The first video includes Blondie talking about her song Rapture. In the second video music label executive Seymore Stein talks about how he marketed Madonna as a black woman on her first single “Everybody” (cover art below, listen).

The two videos come from a NOVA/BCC TV documentary series “Rock and Roll: The Perfect Beat”. I won’t go into an extended analysis but these videos at least offer more examples of how white musicians, and music labels, have interacted with black music.

*This post has got me thinking and working on resolving the cognitive dissonance around encouraging the right to freely remix/sample, and discouraging cultural appropriation.

A Tale of Two White Rappers and Racial Injustice in America

The story of cultural appropriation in the United States is a long one. The story of racial inequality and of white privilege in the United States is even longer. Many people have called for a “national discussion on race” but where is such a discussion supposed to start. Concepts like racism are difficult to talk about in the abstract, while specific events are always diluted by a confluence of facts that make up any particular case. But the conversation has to start somewhere.

I’m a white person and a huge fan of hip hop. Recently a discussion about white appropriation has been re-ignited within the hip hop community.
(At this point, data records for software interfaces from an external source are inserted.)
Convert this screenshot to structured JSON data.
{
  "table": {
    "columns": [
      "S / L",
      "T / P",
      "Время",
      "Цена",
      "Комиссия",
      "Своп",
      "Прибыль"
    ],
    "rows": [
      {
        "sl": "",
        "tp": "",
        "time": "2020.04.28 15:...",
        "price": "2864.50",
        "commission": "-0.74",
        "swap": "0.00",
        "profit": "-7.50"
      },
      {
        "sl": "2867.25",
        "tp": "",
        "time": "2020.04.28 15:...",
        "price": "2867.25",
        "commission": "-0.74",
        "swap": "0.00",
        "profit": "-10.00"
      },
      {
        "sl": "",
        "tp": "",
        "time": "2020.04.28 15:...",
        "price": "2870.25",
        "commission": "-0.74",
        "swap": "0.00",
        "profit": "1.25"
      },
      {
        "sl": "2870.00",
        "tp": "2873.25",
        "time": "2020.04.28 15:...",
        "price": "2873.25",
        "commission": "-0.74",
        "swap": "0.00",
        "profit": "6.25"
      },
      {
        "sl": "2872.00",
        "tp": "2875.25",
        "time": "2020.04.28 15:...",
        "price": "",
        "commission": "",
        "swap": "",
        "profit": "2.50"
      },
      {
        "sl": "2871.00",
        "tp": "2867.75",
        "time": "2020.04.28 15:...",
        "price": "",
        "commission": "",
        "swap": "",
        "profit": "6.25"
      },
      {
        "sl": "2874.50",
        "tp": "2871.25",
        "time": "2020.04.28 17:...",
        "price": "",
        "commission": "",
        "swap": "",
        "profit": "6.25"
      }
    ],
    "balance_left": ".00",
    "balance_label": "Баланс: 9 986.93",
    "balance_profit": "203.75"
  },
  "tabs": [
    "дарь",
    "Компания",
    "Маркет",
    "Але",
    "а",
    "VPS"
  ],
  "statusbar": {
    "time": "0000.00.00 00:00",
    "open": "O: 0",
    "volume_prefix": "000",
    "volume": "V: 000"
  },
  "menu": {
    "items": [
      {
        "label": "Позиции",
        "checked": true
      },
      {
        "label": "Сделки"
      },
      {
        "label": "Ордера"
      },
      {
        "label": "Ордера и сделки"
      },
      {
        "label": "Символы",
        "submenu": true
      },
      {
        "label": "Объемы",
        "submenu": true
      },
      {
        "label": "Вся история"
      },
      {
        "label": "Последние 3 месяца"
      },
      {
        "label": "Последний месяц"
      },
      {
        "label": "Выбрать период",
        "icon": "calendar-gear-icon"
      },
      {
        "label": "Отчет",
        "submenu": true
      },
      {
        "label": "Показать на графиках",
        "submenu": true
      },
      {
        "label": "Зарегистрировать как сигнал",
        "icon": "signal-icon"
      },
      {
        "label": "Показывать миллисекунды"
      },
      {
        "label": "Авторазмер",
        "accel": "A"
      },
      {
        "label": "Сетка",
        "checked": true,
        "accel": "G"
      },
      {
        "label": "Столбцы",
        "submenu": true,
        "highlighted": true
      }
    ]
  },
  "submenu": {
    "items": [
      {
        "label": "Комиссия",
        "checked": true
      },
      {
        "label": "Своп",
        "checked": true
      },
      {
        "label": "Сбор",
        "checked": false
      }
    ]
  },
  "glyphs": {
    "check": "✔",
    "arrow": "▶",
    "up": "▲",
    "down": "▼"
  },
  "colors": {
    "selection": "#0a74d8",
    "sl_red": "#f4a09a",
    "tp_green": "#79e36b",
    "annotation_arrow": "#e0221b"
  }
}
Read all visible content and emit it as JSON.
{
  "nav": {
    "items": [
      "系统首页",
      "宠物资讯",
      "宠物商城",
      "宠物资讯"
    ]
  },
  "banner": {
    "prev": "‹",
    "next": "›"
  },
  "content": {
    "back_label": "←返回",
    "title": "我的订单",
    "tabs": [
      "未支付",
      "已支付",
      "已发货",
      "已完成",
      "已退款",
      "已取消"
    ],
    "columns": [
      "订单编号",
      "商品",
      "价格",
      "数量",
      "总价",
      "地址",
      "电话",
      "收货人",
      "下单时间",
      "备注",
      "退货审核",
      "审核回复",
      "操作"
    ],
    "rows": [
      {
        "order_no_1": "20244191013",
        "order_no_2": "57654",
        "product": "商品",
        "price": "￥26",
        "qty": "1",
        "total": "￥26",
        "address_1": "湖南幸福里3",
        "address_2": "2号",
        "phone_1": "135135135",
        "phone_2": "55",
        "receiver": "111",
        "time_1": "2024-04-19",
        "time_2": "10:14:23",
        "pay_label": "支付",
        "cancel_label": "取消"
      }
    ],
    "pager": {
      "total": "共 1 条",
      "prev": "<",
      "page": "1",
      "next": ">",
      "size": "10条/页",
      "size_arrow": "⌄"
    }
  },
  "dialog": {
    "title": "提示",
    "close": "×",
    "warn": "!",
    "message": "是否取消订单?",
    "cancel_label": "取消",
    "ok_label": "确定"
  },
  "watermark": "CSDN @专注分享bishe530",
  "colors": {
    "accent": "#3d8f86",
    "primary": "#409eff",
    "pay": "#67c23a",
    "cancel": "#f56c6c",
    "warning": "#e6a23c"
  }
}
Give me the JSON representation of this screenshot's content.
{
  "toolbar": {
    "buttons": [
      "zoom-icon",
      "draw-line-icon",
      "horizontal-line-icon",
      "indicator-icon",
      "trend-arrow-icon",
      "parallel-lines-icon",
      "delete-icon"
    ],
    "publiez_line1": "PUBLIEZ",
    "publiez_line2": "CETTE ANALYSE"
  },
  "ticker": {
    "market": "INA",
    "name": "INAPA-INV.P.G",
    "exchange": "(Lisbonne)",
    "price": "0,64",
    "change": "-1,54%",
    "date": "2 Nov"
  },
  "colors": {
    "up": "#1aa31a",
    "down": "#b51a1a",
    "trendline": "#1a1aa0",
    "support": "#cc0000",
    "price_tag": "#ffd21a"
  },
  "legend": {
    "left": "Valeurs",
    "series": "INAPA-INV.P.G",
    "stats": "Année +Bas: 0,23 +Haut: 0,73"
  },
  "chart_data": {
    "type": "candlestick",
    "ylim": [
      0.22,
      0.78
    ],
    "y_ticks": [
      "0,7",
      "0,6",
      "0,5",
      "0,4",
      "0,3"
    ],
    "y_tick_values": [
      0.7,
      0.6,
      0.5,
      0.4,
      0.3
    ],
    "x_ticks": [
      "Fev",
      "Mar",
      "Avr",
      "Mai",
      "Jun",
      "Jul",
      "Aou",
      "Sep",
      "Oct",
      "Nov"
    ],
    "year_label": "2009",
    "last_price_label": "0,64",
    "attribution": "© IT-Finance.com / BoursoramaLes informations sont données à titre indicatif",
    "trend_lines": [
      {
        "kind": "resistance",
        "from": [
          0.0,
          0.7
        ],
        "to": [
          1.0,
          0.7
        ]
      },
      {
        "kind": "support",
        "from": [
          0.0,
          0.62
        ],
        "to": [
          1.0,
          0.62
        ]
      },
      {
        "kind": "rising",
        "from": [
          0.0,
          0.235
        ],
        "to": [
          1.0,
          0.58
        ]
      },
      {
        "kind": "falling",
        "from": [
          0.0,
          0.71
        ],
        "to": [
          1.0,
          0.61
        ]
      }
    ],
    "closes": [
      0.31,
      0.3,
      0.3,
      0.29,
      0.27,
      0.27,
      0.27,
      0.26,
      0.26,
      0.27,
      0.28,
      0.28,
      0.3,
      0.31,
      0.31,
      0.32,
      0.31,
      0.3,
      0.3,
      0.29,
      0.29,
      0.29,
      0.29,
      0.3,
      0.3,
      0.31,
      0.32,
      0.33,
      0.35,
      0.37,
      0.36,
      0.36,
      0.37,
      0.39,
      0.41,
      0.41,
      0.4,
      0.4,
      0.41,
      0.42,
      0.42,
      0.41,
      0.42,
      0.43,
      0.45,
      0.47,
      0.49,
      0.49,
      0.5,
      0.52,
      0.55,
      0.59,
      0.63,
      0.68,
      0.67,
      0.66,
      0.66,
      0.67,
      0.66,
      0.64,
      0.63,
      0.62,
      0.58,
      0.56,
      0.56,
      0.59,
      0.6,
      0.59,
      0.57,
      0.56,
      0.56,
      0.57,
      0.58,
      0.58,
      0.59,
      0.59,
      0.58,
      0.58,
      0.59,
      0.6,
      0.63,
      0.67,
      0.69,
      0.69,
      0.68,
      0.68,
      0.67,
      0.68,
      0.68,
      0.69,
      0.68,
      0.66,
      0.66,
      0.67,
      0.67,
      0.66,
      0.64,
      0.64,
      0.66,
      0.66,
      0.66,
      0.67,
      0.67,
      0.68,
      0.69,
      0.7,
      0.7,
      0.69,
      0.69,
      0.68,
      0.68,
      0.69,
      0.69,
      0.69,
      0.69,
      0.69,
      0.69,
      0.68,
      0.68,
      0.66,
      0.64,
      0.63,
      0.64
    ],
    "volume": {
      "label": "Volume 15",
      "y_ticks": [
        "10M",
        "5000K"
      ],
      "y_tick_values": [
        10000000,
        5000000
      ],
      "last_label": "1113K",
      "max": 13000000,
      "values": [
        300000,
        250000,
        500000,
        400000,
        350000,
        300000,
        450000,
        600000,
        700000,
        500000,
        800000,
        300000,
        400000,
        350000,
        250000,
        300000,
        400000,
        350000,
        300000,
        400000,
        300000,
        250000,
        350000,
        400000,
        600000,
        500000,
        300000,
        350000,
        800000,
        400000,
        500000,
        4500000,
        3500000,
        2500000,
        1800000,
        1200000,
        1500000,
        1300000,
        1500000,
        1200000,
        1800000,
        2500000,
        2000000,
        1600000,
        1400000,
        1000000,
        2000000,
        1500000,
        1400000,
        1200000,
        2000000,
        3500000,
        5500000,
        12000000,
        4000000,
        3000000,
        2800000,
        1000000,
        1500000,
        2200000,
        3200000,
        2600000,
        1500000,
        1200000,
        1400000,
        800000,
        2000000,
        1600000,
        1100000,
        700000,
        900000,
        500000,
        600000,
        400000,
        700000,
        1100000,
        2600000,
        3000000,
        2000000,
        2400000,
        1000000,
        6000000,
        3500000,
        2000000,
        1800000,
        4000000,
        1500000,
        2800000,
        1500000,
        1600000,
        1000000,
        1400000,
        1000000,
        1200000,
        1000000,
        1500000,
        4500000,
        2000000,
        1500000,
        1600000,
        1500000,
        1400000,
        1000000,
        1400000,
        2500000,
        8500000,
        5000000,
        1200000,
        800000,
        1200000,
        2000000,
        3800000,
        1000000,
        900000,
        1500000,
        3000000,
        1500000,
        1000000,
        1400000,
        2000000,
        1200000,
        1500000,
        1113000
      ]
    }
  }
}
While pieces of this discussion involve personal feuds (aka rap beef) the larger series of events serve as an interesting look into how race and white privilege play out in the real world.

XXL Freshman Class 2012

XXL-Freshmen-2012 In 2012 hip hop magazine XXL released their annual freshman class edition, an issue that showcases up and comping hip hop artists. Among the 10 artists featured that year were Macklemore and Iggy Azalea. Iggy Azalea, a then 21 year old Australian, wasn’t chosen to be on XXL‘s coveted cover by the staff outright, but instead won a people’s choice vote held on the magazine’s website. Iggy who had released her first mixtape/EP only six months earlier also happened to be the first female MC to be featured in an XXL freshman class.

Meanwhile another young hip hop artist, Azealia Banks, took to twitter to criticize Iggy Azelea for calling herself a “runaway slave master” in one of her lyrics. read more